I moved to north america in my early preteens with my family. All my siblings were in late teens when they moved. The only memory I have of back home is childhood- going to school, playing with friends, dinner and go to sleep ANND repeat. I have no memory or understanding of the ideology of back home. Being brought over to a new country at such a young age meant that as i grew up my thinking, values, ideas, and awareness was north american. I was the youngest of my family to immigrate with them. As I grew up, I felt more and more disconnected from the way my family and siblings think and the way i think and see the world. Values and things i believe in are ridiculed or silenced in my "indian" family. Im in my 20s now and I just feel so isolated. i feel so stuck around people that never have, dont, and never will understand me. Every ideal i have i have to fight for in my family. I feel like the odd one out bc being the youngest to move, my thinking is so different from them. I just wanna know if im the only one or if theres other people like me and how you all deal with it- the disconnect, the struggle.
I can totally understand what you are saying. I am a South African Indian, and my family has been in South Africa for 5 Generations as we where brought over by the British. I actually hated being Indian while i was growing up because of all the bad sterotypes that surround us. I also believed that i didn't actually have an indian identiy because I am also a christian so I was raised with the values that is associated with that religon. for me i just looked like an indian but i never really was.
But this weird ass thing happened to me when I went to teach abroad. I went to teach in a very homogenous society and the communities were not very mixed. So people that i worked with thought I was black because I am from Africa and I am a darker skinned Indian. That made me realise that I am indian and even though I am disconnected from the culture I do have similar experiences with other indians around the world.
Your story is not the same as mine but i wanted to let you know that i do get it. I understand what it means to be disconnected from a culture, and even though your parents don't understand there are others out there that honestly get what you are saying and probably are going through something similar to you.

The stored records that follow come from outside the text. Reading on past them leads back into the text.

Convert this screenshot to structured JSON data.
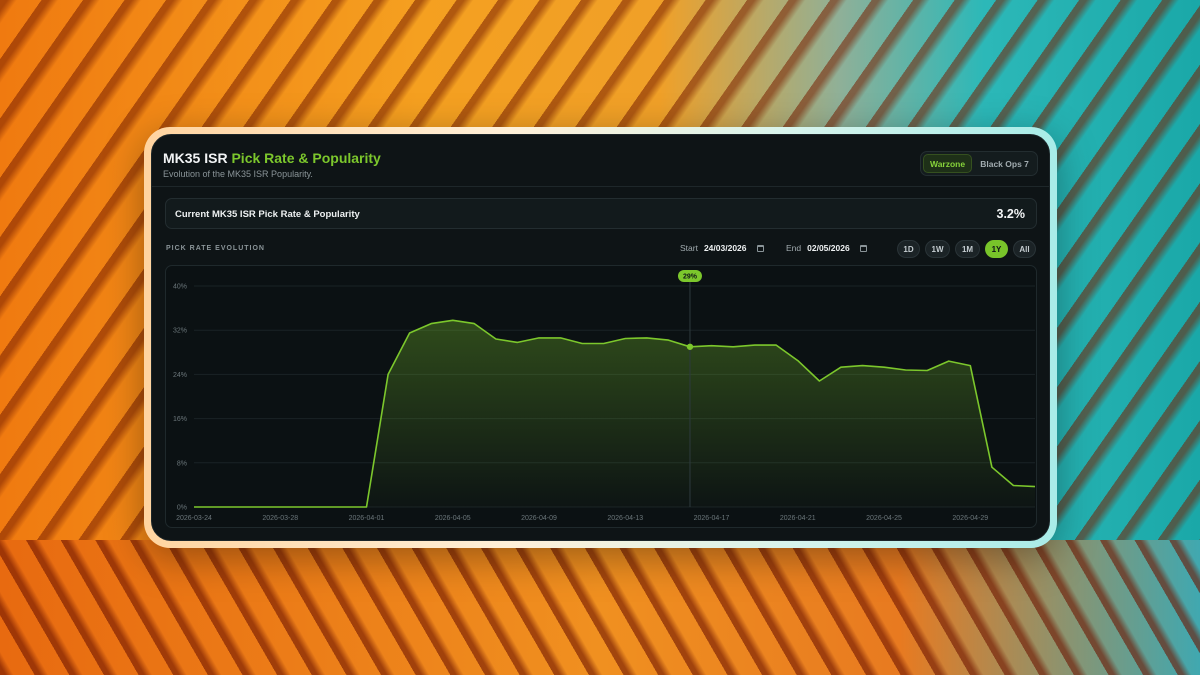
{
  "header": {
    "title_main": "MK35 ISR",
    "title_accent": "Pick Rate & Popularity",
    "subtitle": "Evolution of the MK35 ISR Popularity."
  },
  "game_tabs": [
    {
      "label": "Warzone",
      "active": true
    },
    {
      "label": "Black Ops 7",
      "active": false
    }
  ],
  "current": {
    "label": "Current MK35 ISR Pick Rate & Popularity",
    "value": "3.2%"
  },
  "controls": {
    "section_label": "PICK RATE EVOLUTION",
    "start_label": "Start",
    "start_value": "24/03/2026",
    "end_label": "End",
    "end_value": "02/05/2026",
    "ranges": [
      {
        "label": "1D",
        "active": false
      },
      {
        "label": "1W",
        "active": false
      },
      {
        "label": "1M",
        "active": false
      },
      {
        "label": "1Y",
        "active": true
      },
      {
        "label": "All",
        "active": false
      }
    ]
  },
  "colors": {
    "accent": "#7cc72c",
    "background": "#0e1416"
  },
  "chart_data": {
    "type": "area",
    "x": [
      "2026-03-24",
      "2026-03-25",
      "2026-03-26",
      "2026-03-27",
      "2026-03-28",
      "2026-03-29",
      "2026-03-30",
      "2026-03-31",
      "2026-04-01",
      "2026-04-02",
      "2026-04-03",
      "2026-04-04",
      "2026-04-05",
      "2026-04-06",
      "2026-04-07",
      "2026-04-08",
      "2026-04-09",
      "2026-04-10",
      "2026-04-11",
      "2026-04-12",
      "2026-04-13",
      "2026-04-14",
      "2026-04-15",
      "2026-04-16",
      "2026-04-17",
      "2026-04-18",
      "2026-04-19",
      "2026-04-20",
      "2026-04-21",
      "2026-04-22",
      "2026-04-23",
      "2026-04-24",
      "2026-04-25",
      "2026-04-26",
      "2026-04-27",
      "2026-04-28",
      "2026-04-29",
      "2026-04-30",
      "2026-05-01",
      "2026-05-02"
    ],
    "values": [
      0,
      0,
      0,
      0,
      0,
      0,
      0,
      0,
      0,
      24,
      31.5,
      33.2,
      33.8,
      33.2,
      30.4,
      29.8,
      30.6,
      30.6,
      29.6,
      29.6,
      30.5,
      30.6,
      30.2,
      29,
      29.2,
      29,
      29.3,
      29.3,
      26.5,
      22.8,
      25.3,
      25.6,
      25.3,
      24.8,
      24.7,
      26.4,
      25.6,
      7.2,
      3.9,
      3.7
    ],
    "x_tick_labels": [
      "2026-03-24",
      "2026-03-28",
      "2026-04-01",
      "2026-04-05",
      "2026-04-09",
      "2026-04-13",
      "2026-04-17",
      "2026-04-21",
      "2026-04-25",
      "2026-04-29"
    ],
    "y_tick_labels": [
      "0%",
      "8%",
      "16%",
      "24%",
      "32%",
      "40%"
    ],
    "ylim": [
      0,
      40
    ],
    "grid": true,
    "tooltip": {
      "x": "2026-04-16",
      "label": "29%"
    },
    "title": "",
    "xlabel": "",
    "ylabel": ""
  }
}
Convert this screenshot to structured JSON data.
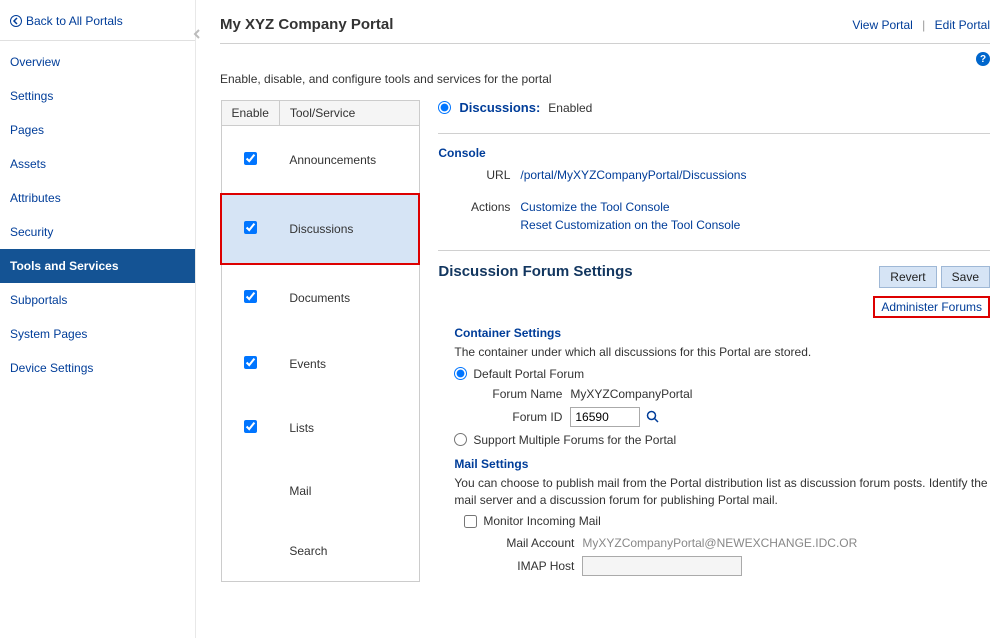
{
  "sidebar": {
    "back_label": "Back to All Portals",
    "items": [
      {
        "label": "Overview"
      },
      {
        "label": "Settings"
      },
      {
        "label": "Pages"
      },
      {
        "label": "Assets"
      },
      {
        "label": "Attributes"
      },
      {
        "label": "Security"
      },
      {
        "label": "Tools and Services"
      },
      {
        "label": "Subportals"
      },
      {
        "label": "System Pages"
      },
      {
        "label": "Device Settings"
      }
    ]
  },
  "header": {
    "title": "My XYZ Company Portal",
    "view_label": "View Portal",
    "edit_label": "Edit Portal"
  },
  "subtitle": "Enable, disable, and configure tools and services for the portal",
  "tools_table": {
    "col_enable": "Enable",
    "col_tool": "Tool/Service",
    "rows": [
      {
        "label": "Announcements",
        "checked": true
      },
      {
        "label": "Discussions",
        "checked": true
      },
      {
        "label": "Documents",
        "checked": true
      },
      {
        "label": "Events",
        "checked": true
      },
      {
        "label": "Lists",
        "checked": true
      },
      {
        "label": "Mail",
        "checked": false
      },
      {
        "label": "Search",
        "checked": false
      }
    ]
  },
  "detail": {
    "status_tool": "Discussions:",
    "status_state": "Enabled",
    "console_heading": "Console",
    "url_label": "URL",
    "url_value": "/portal/MyXYZCompanyPortal/Discussions",
    "actions_label": "Actions",
    "action_customize": "Customize the Tool Console",
    "action_reset": "Reset Customization on the Tool Console",
    "settings_heading": "Discussion Forum Settings",
    "revert_btn": "Revert",
    "save_btn": "Save",
    "admin_link": "Administer Forums",
    "container_heading": "Container Settings",
    "container_desc": "The container under which all discussions for this Portal are stored.",
    "radio_default": "Default Portal Forum",
    "forum_name_label": "Forum Name",
    "forum_name_value": "MyXYZCompanyPortal",
    "forum_id_label": "Forum ID",
    "forum_id_value": "16590",
    "radio_multiple": "Support Multiple Forums for the Portal",
    "mail_heading": "Mail Settings",
    "mail_desc": "You can choose to publish mail from the Portal distribution list as discussion forum posts. Identify the mail server and a discussion forum for publishing Portal mail.",
    "monitor_label": "Monitor Incoming Mail",
    "mail_account_label": "Mail Account",
    "mail_account_value": "MyXYZCompanyPortal@NEWEXCHANGE.IDC.OR",
    "imap_host_label": "IMAP Host"
  }
}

Why you describe is absolutely normal. I am 63 and my parents moved to the UK when I was 3 months old. I was born in India. My brother and sisters were born in the UK. My mother-86 and tough as nails-really still resides mentally in the ancestral village, though she did adapt in some ways. My father adapted better but in certain areas, neither understood that we are all really "English". Neither did the English. So I hve never felt accepted anywhere-but I have turned this into a strength-I can live anywhere and adapt. I have lived in the US more than half my life. I am a "western Woman" but I have very few Indian friends as they often see me as a battleground for competing ideologies. I have to say I am Indian or they are offended and act as if I am rejecting them. I am Indian-But only up to a certain point-I wear saris at black tie events-very cutting edge ones-cook Indian food, but I do not think like an Indian at all. I am very proud of my heritage, but I am different. Everyone has to sort this out for themselves, develop a strong sense of self, and defend it. There are people out there who will understand. It takes time. I dealt with it by leaving home at 18 to go to university. I wish my parents had been more understanding but they weren't. My mum still doesnt get it-she is always shoving Indian stuff down my throat-thats why I live in the US.